INSTRUCTIONS TO FOLLOW:
Each line below that carries the string "Backlash" must appear in the answer.

[Interface dataset entries]
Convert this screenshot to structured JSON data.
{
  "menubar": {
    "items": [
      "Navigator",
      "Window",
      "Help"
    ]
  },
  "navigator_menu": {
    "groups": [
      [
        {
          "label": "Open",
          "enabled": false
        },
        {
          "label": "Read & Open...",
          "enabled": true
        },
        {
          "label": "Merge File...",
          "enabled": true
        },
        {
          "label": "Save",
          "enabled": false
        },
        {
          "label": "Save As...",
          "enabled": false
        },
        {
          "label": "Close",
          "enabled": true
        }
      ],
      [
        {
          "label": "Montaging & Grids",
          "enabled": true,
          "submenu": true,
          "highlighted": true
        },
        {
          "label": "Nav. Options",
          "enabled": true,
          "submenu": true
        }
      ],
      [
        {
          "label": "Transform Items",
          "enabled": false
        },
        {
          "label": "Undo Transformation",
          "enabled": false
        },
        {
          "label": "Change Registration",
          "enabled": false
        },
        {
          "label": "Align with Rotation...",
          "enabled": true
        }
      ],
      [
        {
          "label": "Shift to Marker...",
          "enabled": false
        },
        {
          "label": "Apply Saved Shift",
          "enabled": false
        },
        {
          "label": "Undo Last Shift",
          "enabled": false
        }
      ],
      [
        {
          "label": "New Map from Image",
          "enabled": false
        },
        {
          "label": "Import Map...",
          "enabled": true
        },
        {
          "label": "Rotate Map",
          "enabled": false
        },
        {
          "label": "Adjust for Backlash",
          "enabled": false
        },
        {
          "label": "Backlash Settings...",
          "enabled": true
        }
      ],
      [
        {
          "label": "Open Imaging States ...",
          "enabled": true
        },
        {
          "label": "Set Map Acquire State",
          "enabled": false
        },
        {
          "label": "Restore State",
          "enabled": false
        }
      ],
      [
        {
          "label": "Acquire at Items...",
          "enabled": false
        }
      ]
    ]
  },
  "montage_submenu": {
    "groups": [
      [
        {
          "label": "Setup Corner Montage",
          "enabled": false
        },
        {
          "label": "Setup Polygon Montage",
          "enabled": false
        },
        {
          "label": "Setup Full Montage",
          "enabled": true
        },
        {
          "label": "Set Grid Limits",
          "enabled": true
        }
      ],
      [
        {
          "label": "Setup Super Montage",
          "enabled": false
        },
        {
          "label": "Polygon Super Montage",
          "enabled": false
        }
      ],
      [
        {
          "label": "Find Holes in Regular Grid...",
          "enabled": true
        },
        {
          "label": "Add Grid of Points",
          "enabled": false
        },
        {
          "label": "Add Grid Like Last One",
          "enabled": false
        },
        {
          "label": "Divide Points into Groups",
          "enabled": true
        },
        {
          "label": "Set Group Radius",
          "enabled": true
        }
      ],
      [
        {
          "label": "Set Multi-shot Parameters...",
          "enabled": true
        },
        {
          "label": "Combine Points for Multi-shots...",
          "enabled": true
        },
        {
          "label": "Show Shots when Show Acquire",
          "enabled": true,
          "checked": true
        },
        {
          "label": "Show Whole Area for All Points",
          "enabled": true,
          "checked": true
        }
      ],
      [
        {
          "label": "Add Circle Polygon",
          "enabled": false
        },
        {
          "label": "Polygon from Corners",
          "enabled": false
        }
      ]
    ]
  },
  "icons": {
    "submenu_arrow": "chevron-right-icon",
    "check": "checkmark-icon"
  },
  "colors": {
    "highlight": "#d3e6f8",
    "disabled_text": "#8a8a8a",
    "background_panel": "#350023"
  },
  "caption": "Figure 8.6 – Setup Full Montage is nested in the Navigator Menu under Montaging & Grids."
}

RESPONSE BELOW:
          "label": "Adjust for Backlash",
          "label": "Backlash Settings...",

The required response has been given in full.